            No, if anything it was the excellent contraption that Mr. Jacobs had installed in a curtained glass box behind the audience, right above the boiler room. It was a rather ingenious thing, powered from the boiler below to control the lamps, the backdrops, and the modest pipe organ that lined the walls beside the stage. Most remarkable of all, however, was its mysterious ability to create visual effects on the stage so closely mimicking reality that even the most skeptical of persons could be persuaded to believe in ghosts and faeries. I had asked Mr. Jacobs before where he had purchased such a thing, though his answer was never sound. Sometimes he would say that it was all the rage overseas. Other times he would reference some engineer in New Jersey whom was kindly enough to donate his prototype. I did not mind so much. Mr. Jacobs was a bit of a scatterbrained sort and as long as the machine kept the theater in business, the devil himself could have invented it!
            I had stepped into the theater on that Thursday morning. We happened to be into our second week running a stage adaptation of Nathaniel Hawthorne’s The Minister’s Black Veil (which thankfully Mrs. Jacobs had not insisted on playing a female version of the lead because it would require her to cover her “unnaturally youthful beauty”). I had been just as puzzled as other patrons of Steinberg’s Deli when I bought my meager breakfast, upon seeing the macabre tribute to the arts that was splayed across the wall in meticulous detail. Though as I walked into Mr. Jacob’s office, I was even further puzzled to discover that my employer seemed relaxed and agreeable in disposition. Surely he had seen the mural when he arrived this morning? How could he not be disturbed by its very presence, much more about what sort of effect it would have on business!
            I coughed.
            Mr. Jacobs looked up. He always appeared to be somewhat a cross between a turtle and a hare, hunched and closed featured, yet also made of long lines and limbs.
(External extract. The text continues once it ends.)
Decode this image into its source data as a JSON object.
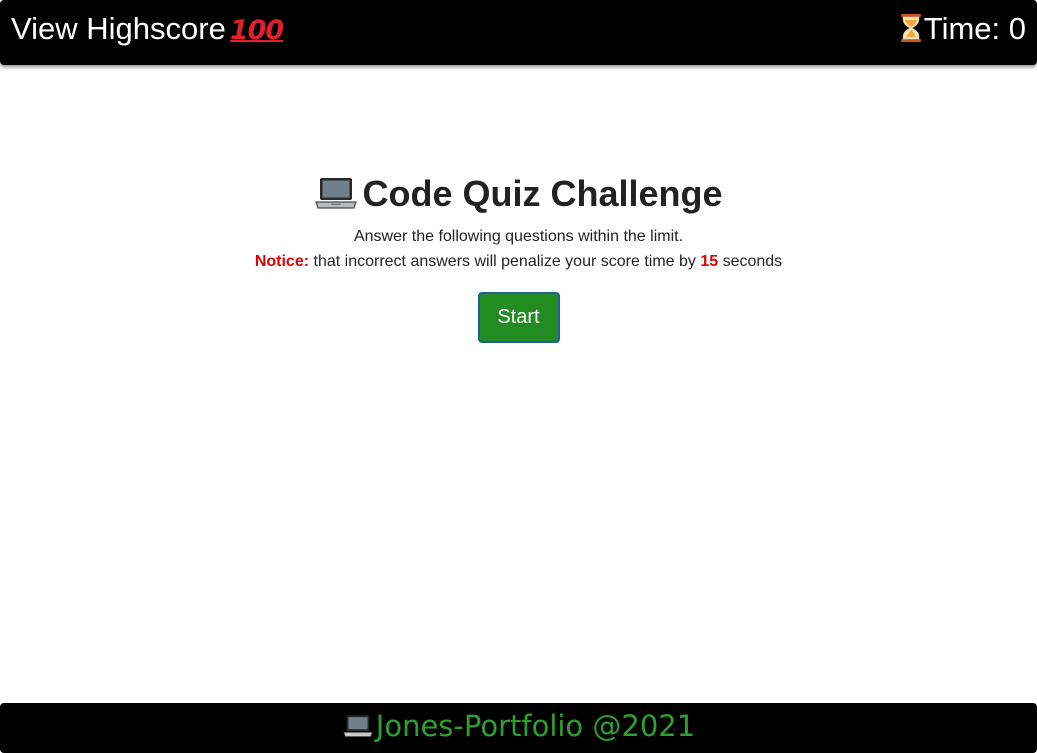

Monday, March 7, 2011

Who wants to help the scatterbrained Plot Junkie?

I will post something more comprehensive soon, I promise! I actually have two posts in the works, just can't decide which one to focus on more or post first. So I will leave this decision to YOU, faithful readers!

Here are your options:
-Recognizing themes in your work
-The Importance of Language
-Something else (comment on this post if there's something in writing fiction you'd like to see me address, or a question)
-I don't care as long as it has funny pictures

The poll app is at the bottom of this page. If you don't have the ability to vote on the poll, either comment on the link on facebook, or email me at: plotjunkie AT gmail dot com.

Voting ends at the end of the day on Wednesday (midnight, eastern time).